    If you need assistance with your winter foot care, trust Greater Cincinnati’s foot experts: Family Foot and Ankle Center. Call us at (513) 728-4800 in Ohio or (859) 282-1572 in Kentucky to schedule an appointment today.

  • How do you get athlete‚Äôs foot?

    Athlete’s foot isn’t just for athletes. This irritating skin condition is usually the result of a fungal infection and is typically caused by exposure to wet, damp, and dark environments where the fungus thrives, or by contact with already-infected surfaces such as shower mats or pool decks. Putting on a dank pair of work boots that hasn’t had enough time to dry out, not changing socks frequently enough, or going barefoot in public places are just a few of the more common sources of an initial infection.

    If you’re struggling with athlete’s foot—over-the-counter treatments aren’t working, symptoms are severe, or you have an autoimmune disease such as diabetes that puts you at greater risk—we can help you put it behind you. Simply call the experts at Family Foot and Ankle Center at (513) 728-4800 or (859) 282-1572 or use the contact form on this website to schedule an appointment today

  • Should I pop the blister on my foot?

    In general you should try to avoid popping a blister if possible. However, the ultimate decision will depend on the size and location of the fluid bubble, and whether or not you have any other health issues that might affect your body’s sensation and natural healing processes.

    If you have diabetes, never attempt to pop or drain a blister yourself, as the risk of infection is very high and can lead to profound consequences (even amputation) if untreated. Keep the skin intact or have a doctor drain it for you. The area should be protected with a bandage and left alone, unless it is actually causing you pain or in a difficult location. In that case, we can instruct you how to clean the area and carefully drain the fluid by making small perforations in the edge of the bubble with a sterilized needle.

    If you need assistance with blister prevention or care, call Family Foot and Ankle Center at (513) 728-4800 or (859) 282-1572. We have six convenient locations throughout the metro region to serve you.

  • Can I cut off my wart?

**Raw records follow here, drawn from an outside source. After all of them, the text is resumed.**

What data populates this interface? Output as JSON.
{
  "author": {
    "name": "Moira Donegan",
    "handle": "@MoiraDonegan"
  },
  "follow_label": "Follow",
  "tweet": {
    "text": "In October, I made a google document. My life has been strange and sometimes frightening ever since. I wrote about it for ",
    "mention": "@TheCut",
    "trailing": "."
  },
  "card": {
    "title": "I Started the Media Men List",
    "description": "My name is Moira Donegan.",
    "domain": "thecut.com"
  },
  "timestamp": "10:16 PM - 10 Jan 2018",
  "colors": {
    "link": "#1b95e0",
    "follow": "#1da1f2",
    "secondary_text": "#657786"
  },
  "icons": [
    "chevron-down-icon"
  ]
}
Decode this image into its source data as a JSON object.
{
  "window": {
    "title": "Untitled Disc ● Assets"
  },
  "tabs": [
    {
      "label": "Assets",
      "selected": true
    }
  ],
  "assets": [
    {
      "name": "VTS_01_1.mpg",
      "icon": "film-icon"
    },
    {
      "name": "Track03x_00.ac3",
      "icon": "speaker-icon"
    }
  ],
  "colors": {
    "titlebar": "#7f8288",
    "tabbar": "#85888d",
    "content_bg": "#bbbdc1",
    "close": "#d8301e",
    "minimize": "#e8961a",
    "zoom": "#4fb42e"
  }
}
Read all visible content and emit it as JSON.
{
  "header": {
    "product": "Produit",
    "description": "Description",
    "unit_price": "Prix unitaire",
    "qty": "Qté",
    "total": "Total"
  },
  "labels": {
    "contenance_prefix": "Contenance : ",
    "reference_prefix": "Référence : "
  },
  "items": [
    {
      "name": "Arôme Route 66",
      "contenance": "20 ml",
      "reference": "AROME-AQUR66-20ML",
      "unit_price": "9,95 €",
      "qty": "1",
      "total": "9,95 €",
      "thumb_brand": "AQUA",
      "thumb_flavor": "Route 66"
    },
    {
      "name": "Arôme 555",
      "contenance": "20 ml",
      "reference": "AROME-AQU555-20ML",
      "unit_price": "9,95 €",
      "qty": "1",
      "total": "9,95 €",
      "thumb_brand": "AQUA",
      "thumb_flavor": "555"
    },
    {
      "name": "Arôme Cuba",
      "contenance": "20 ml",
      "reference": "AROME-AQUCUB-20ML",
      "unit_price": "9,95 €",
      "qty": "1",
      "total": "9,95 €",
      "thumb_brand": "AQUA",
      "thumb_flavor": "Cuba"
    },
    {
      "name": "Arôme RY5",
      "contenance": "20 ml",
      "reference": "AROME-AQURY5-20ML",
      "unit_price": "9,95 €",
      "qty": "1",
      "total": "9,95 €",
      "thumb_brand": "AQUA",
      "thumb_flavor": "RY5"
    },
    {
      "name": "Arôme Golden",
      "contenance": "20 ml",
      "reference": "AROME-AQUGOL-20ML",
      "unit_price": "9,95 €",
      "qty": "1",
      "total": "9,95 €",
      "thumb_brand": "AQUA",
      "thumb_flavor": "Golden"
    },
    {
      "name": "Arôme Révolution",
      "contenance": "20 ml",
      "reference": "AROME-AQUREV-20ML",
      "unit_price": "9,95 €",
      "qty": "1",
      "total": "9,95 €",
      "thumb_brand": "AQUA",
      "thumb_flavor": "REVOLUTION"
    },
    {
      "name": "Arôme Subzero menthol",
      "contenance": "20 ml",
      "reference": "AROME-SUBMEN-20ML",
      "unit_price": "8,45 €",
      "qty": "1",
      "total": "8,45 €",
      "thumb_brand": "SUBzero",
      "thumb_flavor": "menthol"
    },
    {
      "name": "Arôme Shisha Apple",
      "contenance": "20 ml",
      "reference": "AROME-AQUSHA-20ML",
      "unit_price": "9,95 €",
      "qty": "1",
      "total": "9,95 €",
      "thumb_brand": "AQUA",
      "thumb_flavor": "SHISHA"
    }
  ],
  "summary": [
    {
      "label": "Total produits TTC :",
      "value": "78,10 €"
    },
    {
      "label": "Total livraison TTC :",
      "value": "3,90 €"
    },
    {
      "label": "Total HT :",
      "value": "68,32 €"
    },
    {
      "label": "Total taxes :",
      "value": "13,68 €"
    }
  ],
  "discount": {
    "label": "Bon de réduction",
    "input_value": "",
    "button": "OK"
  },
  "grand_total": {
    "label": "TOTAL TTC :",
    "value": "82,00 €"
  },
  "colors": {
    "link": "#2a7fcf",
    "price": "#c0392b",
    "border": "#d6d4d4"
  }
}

    Do not cut off a wart yourself! While it’s technically possible to perform a little “bathroom surgery,” and some people have claimed success using the method, it’s a very bad idea. Cutting the wart off won’t cure the core infection (so the wart is likely to grow back anyway), and if you do it improperly you can make the situation much worse and greatly increase your risk of a painful infection.

    The most common treatment for warts includes either peeling medication like salicylic acid, freezing the wart (cryotherapy), or a combination of the two. If the wart needs to be cut out, we can perform minor surgery to safely extract the bump on your foot in our office.

    If you’re dealing with a stubborn wart, you’ve tried home remedies, and you just want it gone, call Family Foot and Ankle Center, Inc. at (513) 728-4800 in Ohio, or (859) 282-1572 in Kentucky. We’ll help you find the right method for fighting these unsightly growths.

  • What is the Difference Between Corns and Calluses?

    Corns and calluses are often talked about in tandem—you rarely hear about one without the other. Both are layers of thickened skin and both are formed due to excess pressure or friction irritating sensitive areas. So, it’s not surprising that they’re often confused. Here’s the difference:

    Corns are round bumps with dense, hardened cores surrounded by tender, inflamed skin. They often appear on bony, non-weight bearing areas of your foot, such as the tops and sides of toes, and are usually due to friction from ill-fitting footwear.

    Calluses are built-up, thickened skin too, but while corns only have a hard core, calluses are flat and hard all the way through. They tend to form on weight-bearing areas like the forefoot or heel, but they can develop anywhere with enough friction. Calluses are much more common than corns and are usually painless.

    Never attempt to cut, remove, or treat a corn or callus yourself. If you’re feeling discomfort, contact Family Foot and Ankle Center for an appointment. You can reach us at (513) 728-4800 or (859) 282-1572.